4b. Ball plank with knee pull 2*12-15 (secondary)
5. Speed interval 1.5min at 80-95%MHR
6a. Reverse fly 2*8-10 (secondary)
6b. Kettlebell swing 2*6-8 (secondary)
7. Russian twist 2*12-15
Cardio guidelines – 2 sessions per week. One day complete a 30-minute jog or elliptical training session at 70-80%MHR. On the second day, complete 60-second speed intervals at a 6:1 rest-to-work ratio.
Note: 4*8-10 denotes 4 sets of 8-10 reps. If I have a “1” before the exercise, then all sets are to be completed before moving on to the next exercise. For example, I have a 1a and 1b so the exercises are meant to be done in a superset.
Breaking it down
Step 1: Rep range
Remember, the rep range determines most of the other variables in personal training program design. The client’s goal is fat loss, so the client needs to build some muscle. This workout becomes more metabolic as the client works through the secondary exercises. Reps increase and speed intervals help keep the client’s heart rate up throughout the workout.
Step 2: Primary exercises
For this client’s primary exercises, I wanted to use large, multijoint exercises—not power movements. I also wanted to give this client full-body workouts during both training sessions, so I divided the workouts into push and pull sessions. Four primary exercises are an appropriate amount for an intermediate client. For a beginning client, I’d stick to two primary exercises.
Step 3: Secondary exercises
Here, I added some variation to the workout, working muscles that would benefit the client’s primary exercises. I also added some core strength exercises (plank with reach, ball plank with knee pull, Russian twist) to this component.
Step 4: Tertiary exercises
In this program, I included tertiary exercises between sets, rather than adding them at the end of the workout. This intermediate client is likely to have performed many of these movements before. Since the client’s goal is fat loss, I wanted the workout to be metabolic, and keeping the client moving with active rest will help them reach their goals more quickly.
Step 5: Cardio guidelines
A combination of steady-state cardio and interval training (both as a part of the client’s cardio guidelines) will help the client work toward fat loss.
Step 6: Dynamic warmup

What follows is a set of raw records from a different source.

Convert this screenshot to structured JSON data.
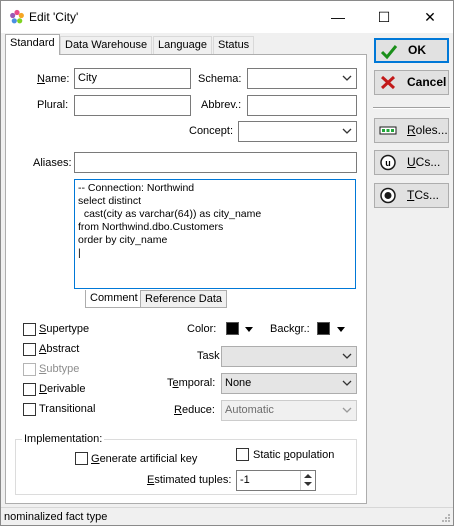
{
  "window": {
    "title": "Edit 'City'",
    "controls": {
      "minimize": "—",
      "maximize": "☐",
      "close": "✕"
    }
  },
  "tabs": [
    {
      "label": "Standard",
      "active": true
    },
    {
      "label": "Data Warehouse",
      "active": false
    },
    {
      "label": "Language",
      "active": false
    },
    {
      "label": "Status",
      "active": false
    }
  ],
  "form": {
    "name_label": "Name:",
    "name_value": "City",
    "schema_label": "Schema:",
    "schema_value": "",
    "plural_label": "Plural:",
    "plural_value": "",
    "abbrev_label": "Abbrev.:",
    "abbrev_value": "",
    "concept_label": "Concept:",
    "concept_value": "",
    "aliases_label": "Aliases:",
    "aliases_value": "",
    "sql_text": "-- Connection: Northwind\nselect distinct\n  cast(city as varchar(64)) as city_name\nfrom Northwind.dbo.Customers\norder by city_name\n|"
  },
  "subtabs": [
    {
      "label": "Comment",
      "active": true
    },
    {
      "label": "Reference Data",
      "active": false
    }
  ],
  "options": {
    "supertype": "Supertype",
    "abstract": "Abstract",
    "subtype": "Subtype",
    "derivable": "Derivable",
    "transitional": "Transitional",
    "color_label": "Color:",
    "backgr_label": "Backgr.:",
    "color_value": "#000000",
    "backgr_value": "#000000",
    "task_label": "Task",
    "task_value": "",
    "temporal_label": "Temporal:",
    "temporal_value": "None",
    "reduce_label": "Reduce:",
    "reduce_value": "Automatic"
  },
  "implementation": {
    "group_label": "Implementation:",
    "generate_key": "Generate artificial key",
    "static_population": "Static population",
    "estimated_label": "Estimated tuples:",
    "estimated_value": "-1"
  },
  "buttons": {
    "ok": "OK",
    "cancel": "Cancel",
    "roles": "Roles...",
    "ucs": "UCs...",
    "tcs": "TCs..."
  },
  "colors": {
    "accent": "#0078d7",
    "ok_check": "#1a8f1a",
    "cancel_x": "#c21a1a"
  },
  "status_text": "nominalized fact type"
}
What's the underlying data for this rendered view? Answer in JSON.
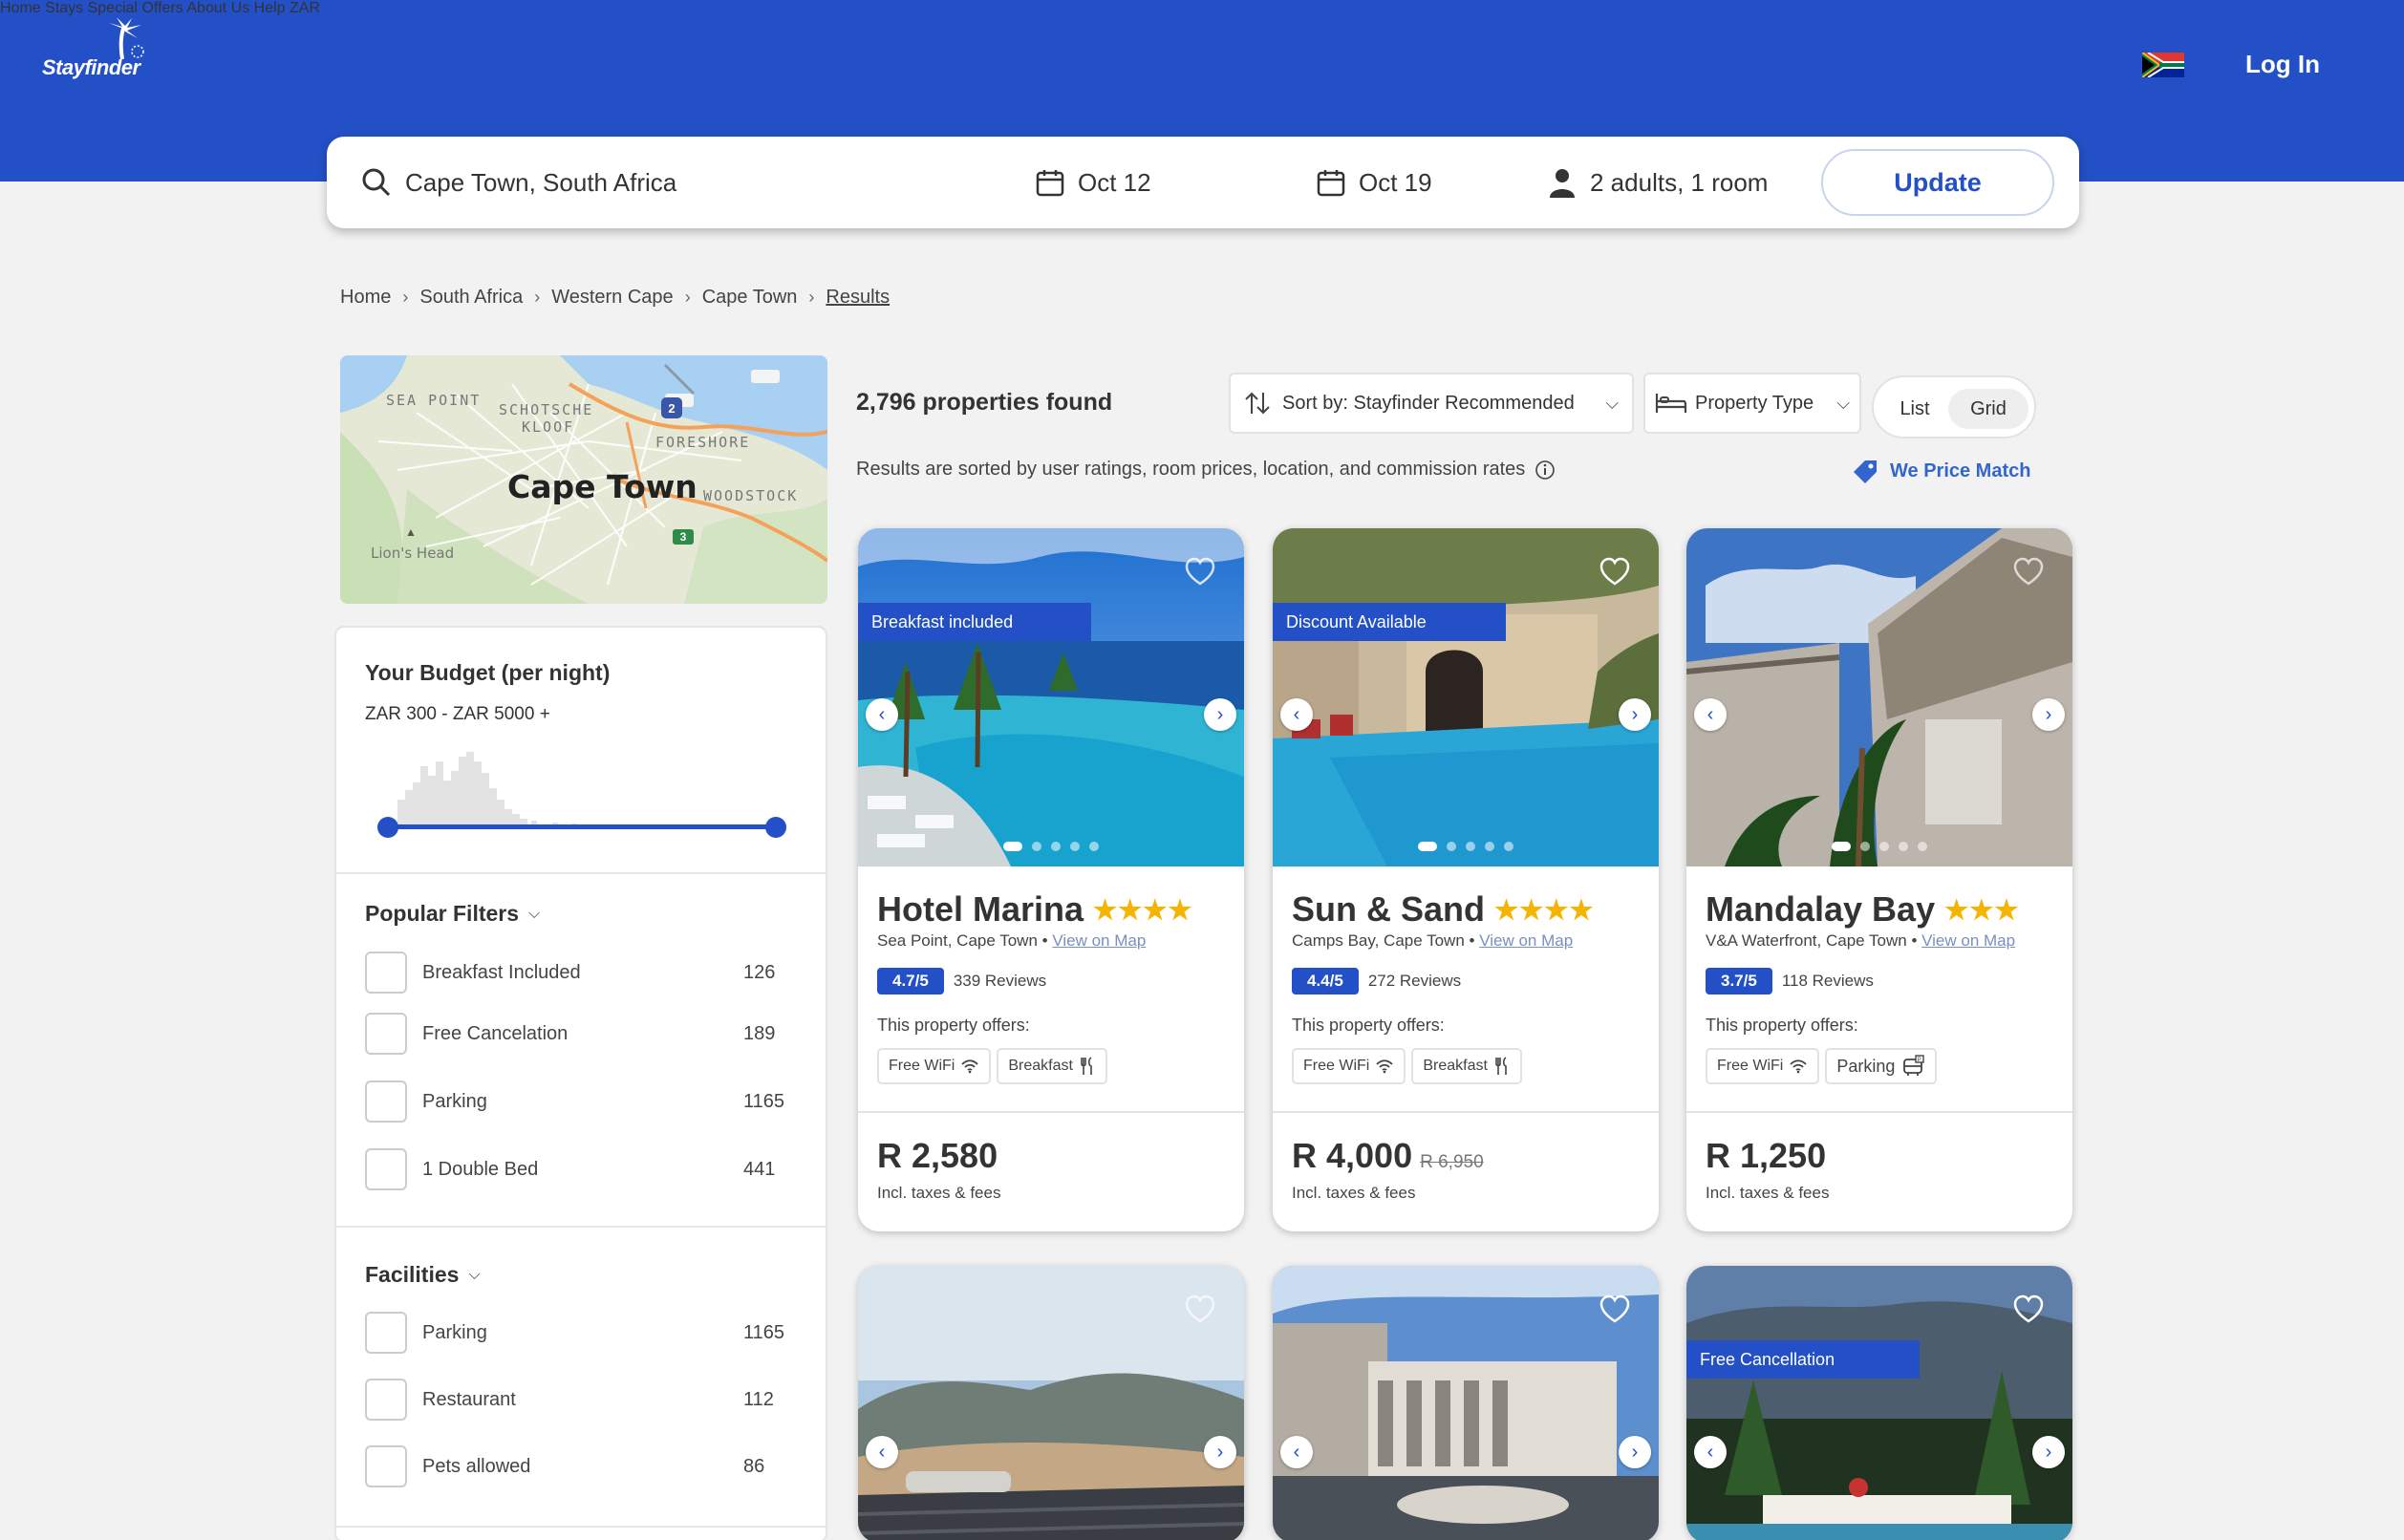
{
  "header": {
    "logo": "Stayfinder",
    "nav": [
      "Home",
      "Stays",
      "Special Offers",
      "About Us",
      "Help",
      "ZAR"
    ],
    "login": "Log In"
  },
  "search": {
    "destination": "Cape Town, South Africa",
    "checkin": "Oct 12",
    "checkout": "Oct 19",
    "guests": "2 adults, 1 room",
    "update": "Update"
  },
  "breadcrumb": [
    "Home",
    "South Africa",
    "Western Cape",
    "Cape Town",
    "Results"
  ],
  "map": {
    "city": "Cape Town",
    "labels": [
      "SEA POINT",
      "SCHOTSCHE",
      "KLOOF",
      "FORESHORE",
      "WOODSTOCK",
      "Lion's Head"
    ],
    "route_badges": [
      "2",
      "3"
    ]
  },
  "budget": {
    "title": "Your Budget (per night)",
    "range": "ZAR 300 - ZAR 5000 +",
    "min_fraction": 0.0,
    "max_fraction": 1.0
  },
  "popular_filters": {
    "title": "Popular Filters",
    "items": [
      {
        "label": "Breakfast Included",
        "count": "126"
      },
      {
        "label": "Free Cancelation",
        "count": "189"
      },
      {
        "label": "Parking",
        "count": "1165"
      },
      {
        "label": "1 Double Bed",
        "count": "441"
      }
    ]
  },
  "facilities": {
    "title": "Facilities",
    "items": [
      {
        "label": "Parking",
        "count": "1165"
      },
      {
        "label": "Restaurant",
        "count": "112"
      },
      {
        "label": "Pets allowed",
        "count": "86"
      }
    ]
  },
  "results": {
    "count": "2,796 properties found",
    "sort": "Sort by: Stayfinder Recommended",
    "property_type": "Property Type",
    "view_list": "List",
    "view_grid": "Grid",
    "note": "Results are sorted by user ratings, room prices, location, and commission rates",
    "price_match": "We Price Match"
  },
  "offers_label": "This property offers:",
  "incl_label": "Incl. taxes & fees",
  "view_map": "View on Map",
  "cards": [
    {
      "name": "Hotel Marina",
      "stars": "★★★★",
      "location": "Sea Point, Cape Town",
      "rating": "4.7/5",
      "reviews": "339 Reviews",
      "badge": "Breakfast included",
      "amenities": [
        "Free WiFi",
        "Breakfast"
      ],
      "price": "R 2,580",
      "old_price": ""
    },
    {
      "name": "Sun & Sand",
      "stars": "★★★★",
      "location": "Camps Bay, Cape Town",
      "rating": "4.4/5",
      "reviews": "272 Reviews",
      "badge": "Discount Available",
      "amenities": [
        "Free WiFi",
        "Breakfast"
      ],
      "price": "R 4,000",
      "old_price": "R 6,950"
    },
    {
      "name": "Mandalay Bay",
      "stars": "★★★",
      "location": "V&A Waterfront, Cape Town",
      "rating": "3.7/5",
      "reviews": "118 Reviews",
      "badge": "",
      "amenities": [
        "Free WiFi",
        "Parking"
      ],
      "price": "R 1,250",
      "old_price": ""
    }
  ],
  "cards_row2": [
    {
      "badge": ""
    },
    {
      "badge": ""
    },
    {
      "badge": "Free Cancellation"
    }
  ],
  "colors": {
    "brand": "#2350c6",
    "star": "#f5b400",
    "background": "#f2f2f2"
  }
}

Remember, this program design is for an intermediate client—it’s not an effective beginner workout program. This means that this client would likely be comfortable performing the warmup by themself. I would show the client the warmup once, give them a handout detailing each move, and trust that they’d complete the warmup before the start of each session.
Don’t overwhelm your client
The experience of joining a gym and/or working with a trainer can be overwhelming to someone who’s just getting started. When you create a complicated program, you’re setting your beginner client up to fail.
With the Focus System, we want to “focus” on one or two aspects of the client’s program.
Get your client small wins, talk to them about their early strength gains, and let them know about a couple of exercises included in their program that are going to help them meet their goals.
Don’t overdo it—give your client the information that will benefit them most, and keep the rest to yourself. Follow the Focus System, ease your beginner clients into their new routine, and remember—your client isn’t interested in all the details of their program design. They’ll see your expertise speak for itself as their results begin to come through.